Additionally, the consent and approval timelines required pursuant to the terms of PSCs or JOAs, including the communication of the decision by NNPCL and NUIMS in this regard to an applicant, shall be within fifteen (15) days from the date of submission of the relevant application. The failure of NNPCL or NUIMS to communicate the sufficiency or otherwise of an applicant’s application within the timeframe provided will result in a deemed approval of such application.

NCDMB is also required to review any NCP and communicate its decision within ten (10) days, as stipulated under the Local Content Act. In the absence of any communication from NCDMB, the NCP will be deemed to have been approved upon the expiration of the stipulated timeline. Similarly, for all other applications to the NCDMB that do not have stipulated timelines, NCDMB is required to respond within fifteen (15) days of the NCDMB’s receipt of the request, otherwise, such request would be deemed to have been approved.

Finally, the Contracts Directive provides that the duration of third-party contracts awarded pursuant to a PSC or JOA should be increased from three (3) years to (5) five years, with the option of renewal for an additional two (2) years, after the expiration of the initial five (5) year term.

Conclusion

We believe that the Executive Orders are a good development in the Nigerian oil and gas sector, as the directives contained therein will facilitate efficiency in the contracting processes, and plug leakages in the local content regime whilst signaling to investors in the gas sector, particularly those seeking to exploit non-associated gas resources, that their investments will ultimately thrive and not be eroded.

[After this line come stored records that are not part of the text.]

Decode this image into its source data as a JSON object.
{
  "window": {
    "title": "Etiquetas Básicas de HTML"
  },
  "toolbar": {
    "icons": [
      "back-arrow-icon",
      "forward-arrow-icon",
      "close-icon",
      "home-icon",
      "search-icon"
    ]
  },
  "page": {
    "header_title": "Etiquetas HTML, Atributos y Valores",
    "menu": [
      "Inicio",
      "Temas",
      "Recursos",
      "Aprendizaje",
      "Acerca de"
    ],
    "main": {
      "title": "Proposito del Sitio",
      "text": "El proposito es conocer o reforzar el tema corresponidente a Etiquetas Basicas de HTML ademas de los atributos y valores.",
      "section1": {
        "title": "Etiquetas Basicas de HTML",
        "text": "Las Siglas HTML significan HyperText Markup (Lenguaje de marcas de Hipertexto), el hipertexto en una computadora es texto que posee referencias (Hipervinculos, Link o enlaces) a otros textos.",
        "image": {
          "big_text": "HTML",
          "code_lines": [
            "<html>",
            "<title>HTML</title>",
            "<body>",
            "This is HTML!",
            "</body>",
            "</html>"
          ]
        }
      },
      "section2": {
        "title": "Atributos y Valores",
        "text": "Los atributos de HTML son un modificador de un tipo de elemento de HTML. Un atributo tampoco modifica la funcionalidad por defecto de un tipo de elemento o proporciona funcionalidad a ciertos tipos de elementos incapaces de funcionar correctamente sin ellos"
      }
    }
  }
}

On the balance, these Executive Orders are a breath of fresh air to the Nigerian oil and gas industry, and the President of the Federal Republic of Nigeria and Minister of Petroleum Resources should be commended for this intervention. Our reasonable expectation is that the multiplier effect of these Executive Orders will be to unlock investment and stimulate efficiency in the Nigerian oil and gas industry, which will ultimately increase investor footprint and more viable projects in the oil and gas sector. However, as with many regulatory interventions in Nigeria, the success of the Executive Orders will be dependent on the implementation of the same, especially with regards to amending subsisting laws and contracts to give effect to the Executive Orders.

The Grey Matter Concept is an initiative of the law firm, Banwo & Ighodalo.

DISCLAIMER: This article is only intended to provide general information on the subject matter and does not by itself create a client/attorney relationship between readers and our Law Firm or serve as legal advice.